> _WORK TO BE COMPLETED_: Scan the data below for the string "label". Copy every line where it appears.

*-*-*

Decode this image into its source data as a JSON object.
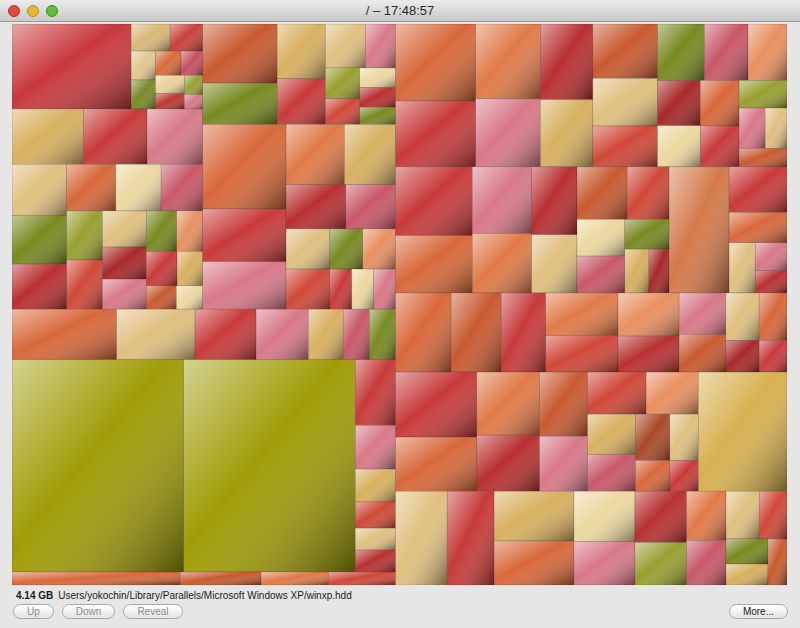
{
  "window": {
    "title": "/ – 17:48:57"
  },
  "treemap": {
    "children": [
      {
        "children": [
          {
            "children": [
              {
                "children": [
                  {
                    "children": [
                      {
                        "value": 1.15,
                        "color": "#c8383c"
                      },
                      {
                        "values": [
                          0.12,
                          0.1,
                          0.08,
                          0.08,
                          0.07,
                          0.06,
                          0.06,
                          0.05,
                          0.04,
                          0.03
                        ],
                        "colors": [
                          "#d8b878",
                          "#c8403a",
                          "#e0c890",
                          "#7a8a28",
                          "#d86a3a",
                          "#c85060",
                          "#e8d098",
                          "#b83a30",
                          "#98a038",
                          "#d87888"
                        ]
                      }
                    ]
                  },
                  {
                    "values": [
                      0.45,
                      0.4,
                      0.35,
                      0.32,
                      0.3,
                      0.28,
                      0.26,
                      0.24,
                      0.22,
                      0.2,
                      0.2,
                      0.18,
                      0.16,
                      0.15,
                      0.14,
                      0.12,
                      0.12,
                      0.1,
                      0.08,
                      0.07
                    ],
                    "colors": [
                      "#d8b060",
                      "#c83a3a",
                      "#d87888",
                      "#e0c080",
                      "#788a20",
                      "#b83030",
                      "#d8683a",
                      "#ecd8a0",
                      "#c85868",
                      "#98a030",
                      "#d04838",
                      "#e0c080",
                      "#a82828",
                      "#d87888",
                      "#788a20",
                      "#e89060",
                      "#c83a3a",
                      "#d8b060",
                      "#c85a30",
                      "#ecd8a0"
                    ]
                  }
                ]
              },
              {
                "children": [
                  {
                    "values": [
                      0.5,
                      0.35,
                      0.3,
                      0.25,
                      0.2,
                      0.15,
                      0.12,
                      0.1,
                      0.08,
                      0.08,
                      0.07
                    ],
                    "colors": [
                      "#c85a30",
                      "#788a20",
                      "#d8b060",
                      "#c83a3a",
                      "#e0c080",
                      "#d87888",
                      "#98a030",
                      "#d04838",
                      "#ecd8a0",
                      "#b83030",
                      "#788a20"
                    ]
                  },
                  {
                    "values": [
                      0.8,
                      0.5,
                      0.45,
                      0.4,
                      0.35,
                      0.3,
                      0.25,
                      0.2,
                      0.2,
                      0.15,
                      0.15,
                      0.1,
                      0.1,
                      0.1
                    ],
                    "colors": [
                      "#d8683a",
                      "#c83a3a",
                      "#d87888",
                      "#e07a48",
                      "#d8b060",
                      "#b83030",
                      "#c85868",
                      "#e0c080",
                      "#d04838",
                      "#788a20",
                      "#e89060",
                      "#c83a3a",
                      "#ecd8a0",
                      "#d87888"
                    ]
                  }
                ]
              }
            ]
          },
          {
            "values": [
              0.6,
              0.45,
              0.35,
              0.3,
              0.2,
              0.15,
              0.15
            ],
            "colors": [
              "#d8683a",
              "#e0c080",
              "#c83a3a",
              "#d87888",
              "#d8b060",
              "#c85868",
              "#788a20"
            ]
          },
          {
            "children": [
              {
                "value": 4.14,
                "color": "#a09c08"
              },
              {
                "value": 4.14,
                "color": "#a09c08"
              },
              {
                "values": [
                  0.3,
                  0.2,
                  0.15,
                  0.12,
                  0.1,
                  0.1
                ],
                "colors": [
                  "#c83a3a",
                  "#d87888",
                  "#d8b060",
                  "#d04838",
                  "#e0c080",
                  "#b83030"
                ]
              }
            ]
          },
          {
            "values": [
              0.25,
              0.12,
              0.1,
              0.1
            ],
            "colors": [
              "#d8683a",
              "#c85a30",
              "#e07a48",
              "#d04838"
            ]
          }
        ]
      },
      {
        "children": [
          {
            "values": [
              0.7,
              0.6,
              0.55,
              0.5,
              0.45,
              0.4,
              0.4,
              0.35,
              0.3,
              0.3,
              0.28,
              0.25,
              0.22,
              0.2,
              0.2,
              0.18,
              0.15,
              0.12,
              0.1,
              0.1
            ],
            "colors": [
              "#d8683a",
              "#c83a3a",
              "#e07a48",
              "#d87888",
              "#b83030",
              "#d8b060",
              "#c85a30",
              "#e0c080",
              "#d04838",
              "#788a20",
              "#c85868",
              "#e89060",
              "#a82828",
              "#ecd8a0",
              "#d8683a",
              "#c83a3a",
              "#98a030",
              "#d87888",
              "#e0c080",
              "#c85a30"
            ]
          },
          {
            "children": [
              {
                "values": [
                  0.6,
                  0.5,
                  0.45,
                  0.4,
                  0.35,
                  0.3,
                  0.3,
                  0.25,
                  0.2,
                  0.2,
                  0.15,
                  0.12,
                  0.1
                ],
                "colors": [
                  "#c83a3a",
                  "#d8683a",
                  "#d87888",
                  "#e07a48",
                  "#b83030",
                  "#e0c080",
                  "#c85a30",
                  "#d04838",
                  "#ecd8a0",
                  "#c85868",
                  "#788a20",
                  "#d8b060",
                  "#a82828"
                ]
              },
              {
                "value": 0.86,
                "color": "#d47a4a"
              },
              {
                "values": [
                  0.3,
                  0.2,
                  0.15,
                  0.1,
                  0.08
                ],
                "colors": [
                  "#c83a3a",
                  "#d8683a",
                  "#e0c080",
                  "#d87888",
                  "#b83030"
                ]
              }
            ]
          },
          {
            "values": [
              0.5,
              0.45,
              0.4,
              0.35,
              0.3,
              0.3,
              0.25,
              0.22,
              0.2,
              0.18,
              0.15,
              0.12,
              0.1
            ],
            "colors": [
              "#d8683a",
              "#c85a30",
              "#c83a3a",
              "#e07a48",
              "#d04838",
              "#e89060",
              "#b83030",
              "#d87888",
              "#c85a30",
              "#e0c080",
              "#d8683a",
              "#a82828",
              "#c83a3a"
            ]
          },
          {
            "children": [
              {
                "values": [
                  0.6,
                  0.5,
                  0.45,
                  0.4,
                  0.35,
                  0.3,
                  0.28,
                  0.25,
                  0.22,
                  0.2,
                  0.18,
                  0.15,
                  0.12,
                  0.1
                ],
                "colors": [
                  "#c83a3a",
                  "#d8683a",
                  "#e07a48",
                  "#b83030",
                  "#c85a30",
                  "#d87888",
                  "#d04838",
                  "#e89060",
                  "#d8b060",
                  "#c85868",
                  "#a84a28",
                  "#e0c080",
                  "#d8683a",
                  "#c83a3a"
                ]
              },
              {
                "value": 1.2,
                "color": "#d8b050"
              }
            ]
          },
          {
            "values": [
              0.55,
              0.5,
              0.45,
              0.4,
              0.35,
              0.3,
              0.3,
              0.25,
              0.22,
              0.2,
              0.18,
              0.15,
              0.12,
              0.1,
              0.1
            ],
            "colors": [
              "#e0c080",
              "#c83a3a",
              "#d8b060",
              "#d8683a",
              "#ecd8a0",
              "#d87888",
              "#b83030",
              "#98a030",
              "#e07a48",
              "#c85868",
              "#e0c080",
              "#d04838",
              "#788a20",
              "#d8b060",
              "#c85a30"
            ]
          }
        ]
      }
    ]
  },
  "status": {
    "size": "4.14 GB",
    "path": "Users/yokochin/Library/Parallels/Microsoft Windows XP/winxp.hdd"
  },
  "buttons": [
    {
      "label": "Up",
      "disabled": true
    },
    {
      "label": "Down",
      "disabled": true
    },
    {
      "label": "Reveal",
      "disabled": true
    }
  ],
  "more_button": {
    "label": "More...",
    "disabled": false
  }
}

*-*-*

> _EXERCISE RESULT_:
      "label": "Up",
      "label": "Down",
      "label": "Reveal",
    "label": "More...",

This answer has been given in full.